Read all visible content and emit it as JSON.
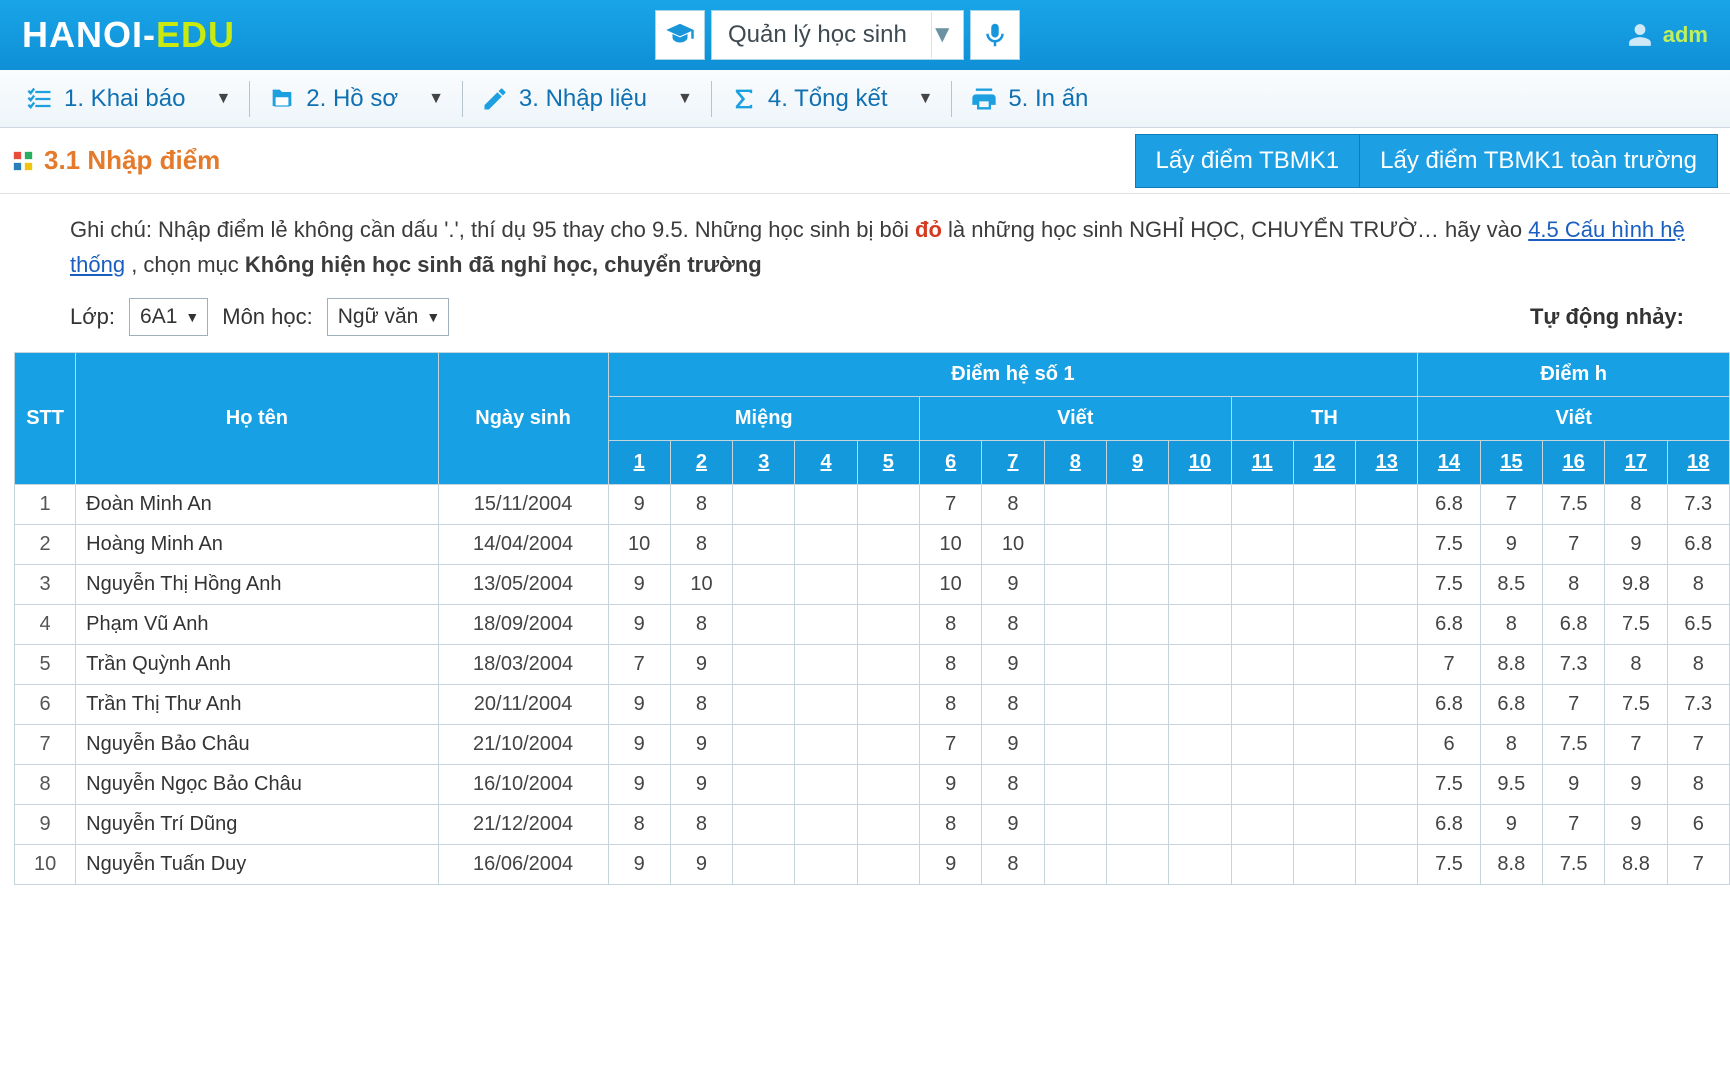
{
  "brand": {
    "part1": "HANOI-",
    "part2": "EDU"
  },
  "topbar": {
    "module_label": "Quản lý học sinh",
    "user": "adm"
  },
  "menu": {
    "m1": "1. Khai báo",
    "m2": "2. Hồ sơ",
    "m3": "3. Nhập liệu",
    "m4": "4. Tổng kết",
    "m5": "5. In ấn"
  },
  "section": {
    "title": "3.1 Nhập điểm",
    "btn1": "Lấy điểm TBMK1",
    "btn2": "Lấy điểm TBMK1 toàn trường"
  },
  "note": {
    "pre": "Ghi chú: Nhập điểm lẻ không cần dấu '.', thí dụ 95 thay cho 9.5. Những học sinh bị bôi ",
    "red": "đỏ",
    "post1": " là những học sinh NGHỈ HỌC, CHUYỂN TRƯỜ… hãy vào ",
    "link": "4.5 Cấu hình hệ thống",
    "post2": ", chọn mục ",
    "bold": "Không hiện học sinh đã nghỉ học, chuyển trường"
  },
  "filters": {
    "class_label": "Lớp:",
    "class_value": "6A1",
    "subject_label": "Môn học:",
    "subject_value": "Ngữ văn",
    "autojump": "Tự động nhảy:"
  },
  "table": {
    "headers": {
      "stt": "STT",
      "name": "Họ tên",
      "dob": "Ngày sinh",
      "group1": "Điểm hệ số 1",
      "group2": "Điểm h",
      "sub_mieng": "Miệng",
      "sub_viet": "Viết",
      "sub_th": "TH",
      "sub_viet2": "Viết",
      "cols": [
        "1",
        "2",
        "3",
        "4",
        "5",
        "6",
        "7",
        "8",
        "9",
        "10",
        "11",
        "12",
        "13",
        "14",
        "15",
        "16",
        "17",
        "18"
      ]
    },
    "rows": [
      {
        "stt": "1",
        "name": "Đoàn Minh An",
        "dob": "15/11/2004",
        "c": [
          "9",
          "8",
          "",
          "",
          "",
          "7",
          "8",
          "",
          "",
          "",
          "",
          "",
          "",
          "6.8",
          "7",
          "7.5",
          "8",
          "7.3"
        ]
      },
      {
        "stt": "2",
        "name": "Hoàng Minh An",
        "dob": "14/04/2004",
        "c": [
          "10",
          "8",
          "",
          "",
          "",
          "10",
          "10",
          "",
          "",
          "",
          "",
          "",
          "",
          "7.5",
          "9",
          "7",
          "9",
          "6.8"
        ]
      },
      {
        "stt": "3",
        "name": "Nguyễn Thị Hồng Anh",
        "dob": "13/05/2004",
        "c": [
          "9",
          "10",
          "",
          "",
          "",
          "10",
          "9",
          "",
          "",
          "",
          "",
          "",
          "",
          "7.5",
          "8.5",
          "8",
          "9.8",
          "8"
        ]
      },
      {
        "stt": "4",
        "name": "Phạm Vũ Anh",
        "dob": "18/09/2004",
        "c": [
          "9",
          "8",
          "",
          "",
          "",
          "8",
          "8",
          "",
          "",
          "",
          "",
          "",
          "",
          "6.8",
          "8",
          "6.8",
          "7.5",
          "6.5"
        ]
      },
      {
        "stt": "5",
        "name": "Trần Quỳnh Anh",
        "dob": "18/03/2004",
        "c": [
          "7",
          "9",
          "",
          "",
          "",
          "8",
          "9",
          "",
          "",
          "",
          "",
          "",
          "",
          "7",
          "8.8",
          "7.3",
          "8",
          "8"
        ]
      },
      {
        "stt": "6",
        "name": "Trần Thị Thư Anh",
        "dob": "20/11/2004",
        "c": [
          "9",
          "8",
          "",
          "",
          "",
          "8",
          "8",
          "",
          "",
          "",
          "",
          "",
          "",
          "6.8",
          "6.8",
          "7",
          "7.5",
          "7.3"
        ]
      },
      {
        "stt": "7",
        "name": "Nguyễn Bảo Châu",
        "dob": "21/10/2004",
        "c": [
          "9",
          "9",
          "",
          "",
          "",
          "7",
          "9",
          "",
          "",
          "",
          "",
          "",
          "",
          "6",
          "8",
          "7.5",
          "7",
          "7"
        ]
      },
      {
        "stt": "8",
        "name": "Nguyễn Ngọc Bảo Châu",
        "dob": "16/10/2004",
        "c": [
          "9",
          "9",
          "",
          "",
          "",
          "9",
          "8",
          "",
          "",
          "",
          "",
          "",
          "",
          "7.5",
          "9.5",
          "9",
          "9",
          "8"
        ]
      },
      {
        "stt": "9",
        "name": "Nguyễn Trí Dũng",
        "dob": "21/12/2004",
        "c": [
          "8",
          "8",
          "",
          "",
          "",
          "8",
          "9",
          "",
          "",
          "",
          "",
          "",
          "",
          "6.8",
          "9",
          "7",
          "9",
          "6"
        ]
      },
      {
        "stt": "10",
        "name": "Nguyễn Tuấn Duy",
        "dob": "16/06/2004",
        "c": [
          "9",
          "9",
          "",
          "",
          "",
          "9",
          "8",
          "",
          "",
          "",
          "",
          "",
          "",
          "7.5",
          "8.8",
          "7.5",
          "8.8",
          "7"
        ]
      }
    ]
  }
}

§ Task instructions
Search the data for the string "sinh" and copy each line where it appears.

§ Output of the exercise
    "module_label": "Quản lý học sinh",
    "pre": "Ghi chú: Nhập điểm lẻ không cần dấu '.', thí dụ 95 thay cho 9.5. Những học sinh bị bôi ",
    "post1": " là những học sinh NGHỈ HỌC, CHUYỂN TRƯỜ… hãy vào ",
    "bold": "Không hiện học sinh đã nghỉ học, chuyển trường"
      "dob": "Ngày sinh",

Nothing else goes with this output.